Print the listing exactly as it stands. Skip every picture.

-- -- --

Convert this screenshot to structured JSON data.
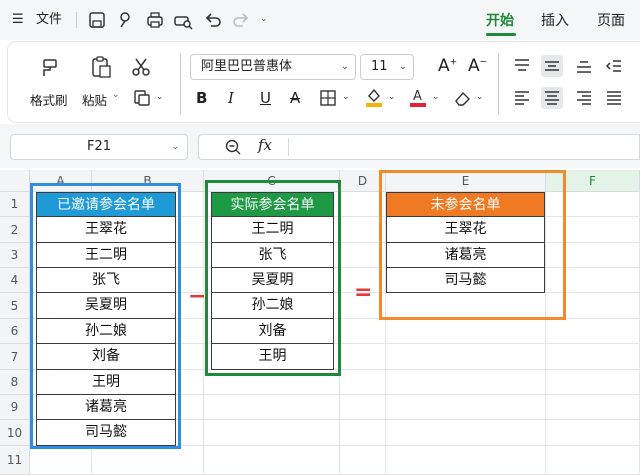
{
  "menu": {
    "hamburger": "☰",
    "file": "文件",
    "tabs": [
      "开始",
      "插入",
      "页面"
    ]
  },
  "ribbon": {
    "format_painter": "格式刷",
    "paste": "粘贴",
    "font_name": "阿里巴巴普惠体",
    "font_size": "11",
    "bold": "B",
    "italic": "I",
    "underline": "U",
    "strike": "A"
  },
  "formula_bar": {
    "cell_ref": "F21",
    "fx": "fx"
  },
  "columns": [
    "A",
    "B",
    "C",
    "D",
    "E",
    "F"
  ],
  "rows": [
    "1",
    "2",
    "3",
    "4",
    "5",
    "6",
    "7",
    "8",
    "9",
    "10",
    "11"
  ],
  "tables": {
    "invited": {
      "header": "已邀请参会名单",
      "header_color": "#1e9bd7",
      "frame_color": "#2d8ee8",
      "names": [
        "王翠花",
        "王二明",
        "张飞",
        "吴夏明",
        "孙二娘",
        "刘备",
        "王明",
        "诸葛亮",
        "司马懿"
      ]
    },
    "attended": {
      "header": "实际参会名单",
      "header_color": "#1e9a45",
      "frame_color": "#1f8a3a",
      "names": [
        "王二明",
        "张飞",
        "吴夏明",
        "孙二娘",
        "刘备",
        "王明"
      ]
    },
    "absent": {
      "header": "未参会名单",
      "header_color": "#f07a23",
      "frame_color": "#f08a2a",
      "names": [
        "王翠花",
        "诸葛亮",
        "司马懿"
      ]
    }
  },
  "operators": {
    "minus": "−",
    "equals": "="
  }
}
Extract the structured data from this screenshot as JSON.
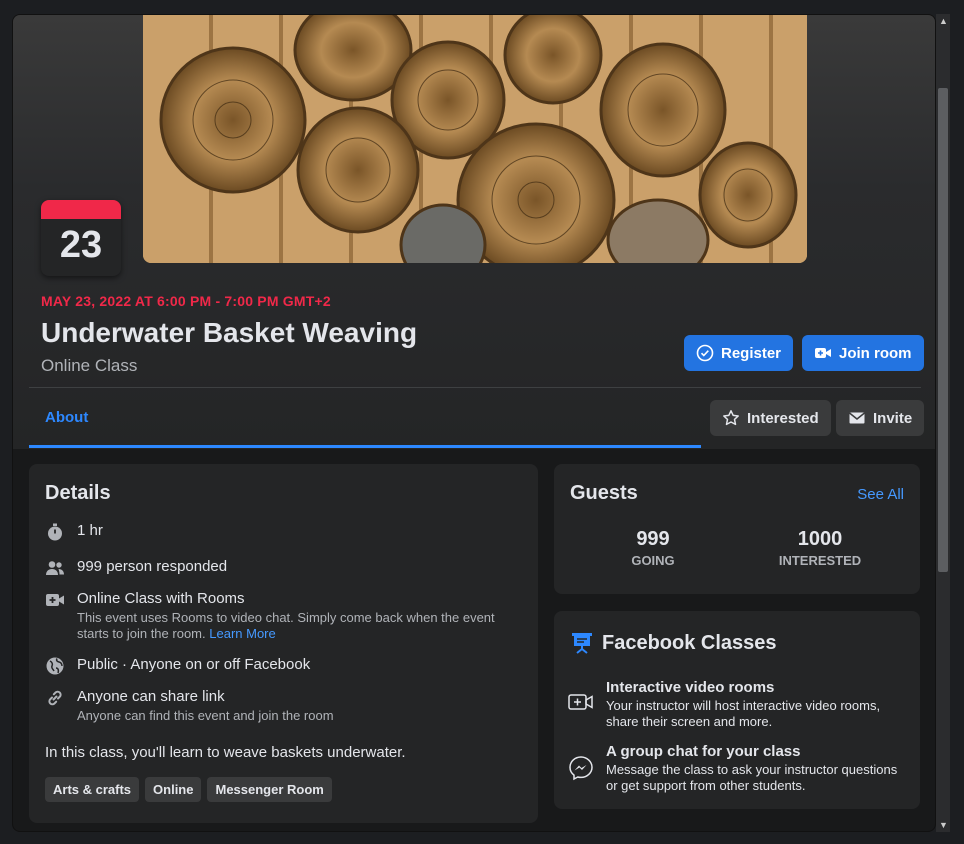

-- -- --

» **SOLUTION TO THE EXERCISE**:
Convert this screenshot to structured JSON data.
{
  "menu": {
    "hamburger": "☰",
    "file": "文件",
    "tabs": [
      "开始",
      "插入",
      "页面"
    ]
  },
  "ribbon": {
    "format_painter": "格式刷",
    "paste": "粘贴",
    "font_name": "阿里巴巴普惠体",
    "font_size": "11",
    "bold": "B",
    "italic": "I",
    "underline": "U",
    "strike": "A"
  },
  "formula_bar": {
    "cell_ref": "F21",
    "fx": "fx"
  },
  "columns": [
    "A",
    "B",
    "C",
    "D",
    "E",
    "F"
  ],
  "rows": [
    "1",
    "2",
    "3",
    "4",
    "5",
    "6",
    "7",
    "8",
    "9",
    "10",
    "11"
  ],
  "tables": {
    "invited": {
      "header": "已邀请参会名单",
      "header_color": "#1e9bd7",
      "frame_color": "#2d8ee8",
      "names": [
        "王翠花",
        "王二明",
        "张飞",
        "吴夏明",
        "孙二娘",
        "刘备",
        "王明",
        "诸葛亮",
        "司马懿"
      ]
    },
    "attended": {
      "header": "实际参会名单",
      "header_color": "#1e9a45",
      "frame_color": "#1f8a3a",
      "names": [
        "王二明",
        "张飞",
        "吴夏明",
        "孙二娘",
        "刘备",
        "王明"
      ]
    },
    "absent": {
      "header": "未参会名单",
      "header_color": "#f07a23",
      "frame_color": "#f08a2a",
      "names": [
        "王翠花",
        "诸葛亮",
        "司马懿"
      ]
    }
  },
  "operators": {
    "minus": "−",
    "equals": "="
  }
}
Extract the structured data from this screenshot as JSON.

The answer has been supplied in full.